The National Association of Statutory Health Insurance Funds welcomes the fact that, with “caution, operation” a discussion about undesirable developments has started. "The initiative shows that there is a growing awareness within the medical profession that there are always unnecessary operations," said association spokesman Florian Lanz on request. Lanz cannot imagine that the health insurances will pay for the advice on the Internet. "If we were to pay for online second opinions on a regular basis, then we would accept that the quality of medical diagnosis and advice is so poor that it becomes necessary," explained Lanz. It is important to ensure that such portals, as helpful as they may be in individual cases, are not necessary overall.

The medical lawyer Dr. jur. Albrecht Wienke from Cologne has concerns about professional law: The participation of German doctors on the portal based in Switzerland could violate the (model) professional code.
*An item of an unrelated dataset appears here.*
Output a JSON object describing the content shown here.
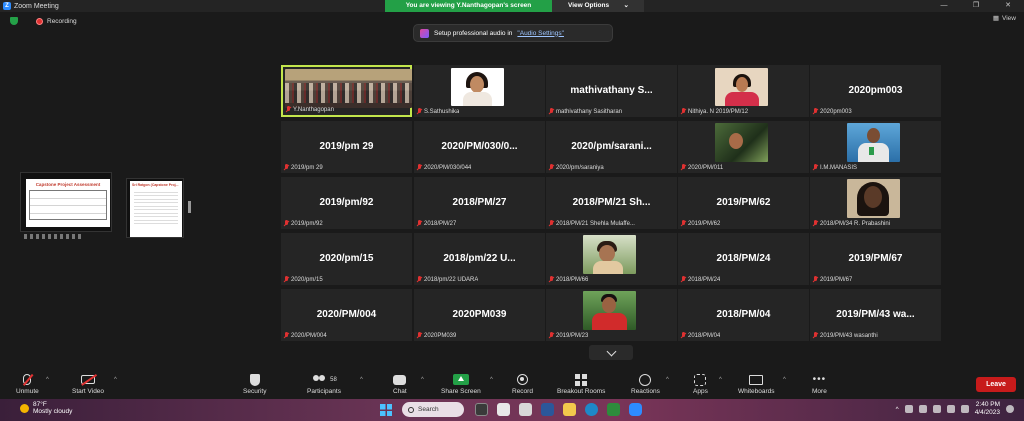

There it says in Section 7 (3) that doctors are not allowed to provide individual treatment, in particular advice, neither exclusively by post, in newspapers or magazines, nor exclusively via communication media or computer networks. The North Rhine Medical Association, for example, has adopted this passage unchanged in the professional code. Since advice without patient contact is not offered as an exception, but rather systematically, it is questionable in terms of professional law, said Wienke.

Dr. rer. nat. Nicola Siegmund-Schultze

Dr. med. Birgit Hibbeler

3 questions to. . .

Prof. Dr. med. Hans H. Pässler (71), surgeon and trauma surgeon, initiator of www.vorsicht-operation.de

Primum nil nocere - do not harm the patient: have doctors forgotten this principle?

Pässler: That's right. This is not because of the doctors themselves, but because our medicine is very commercialized. One or the other indication is then made that would not be necessary. So the OP numbers get out of hand. This is a system error. Doctors are lured into it and trapped in it.

How are the reactions to your internet portal? Are there any colleagues who you see as polluting the nest?

Pässler: So far, the reactions have been positive. There were even more colleagues who would like to take part. The interest from the patient side is incredibly high. We've had days with more than 100,000 clicks.

Are you interested in a second opinion in individual cases or do you want to initiate a fundamental debate?

Pässler: A fundamental debate is certainly necessary. In the hospital we have the tiresome DRGs and volume agreements that you don't want to go below. Outpatient surgeons are also under economic pressure. For us retired experts, our online second opinion offer is also about having a nice and meaningful job.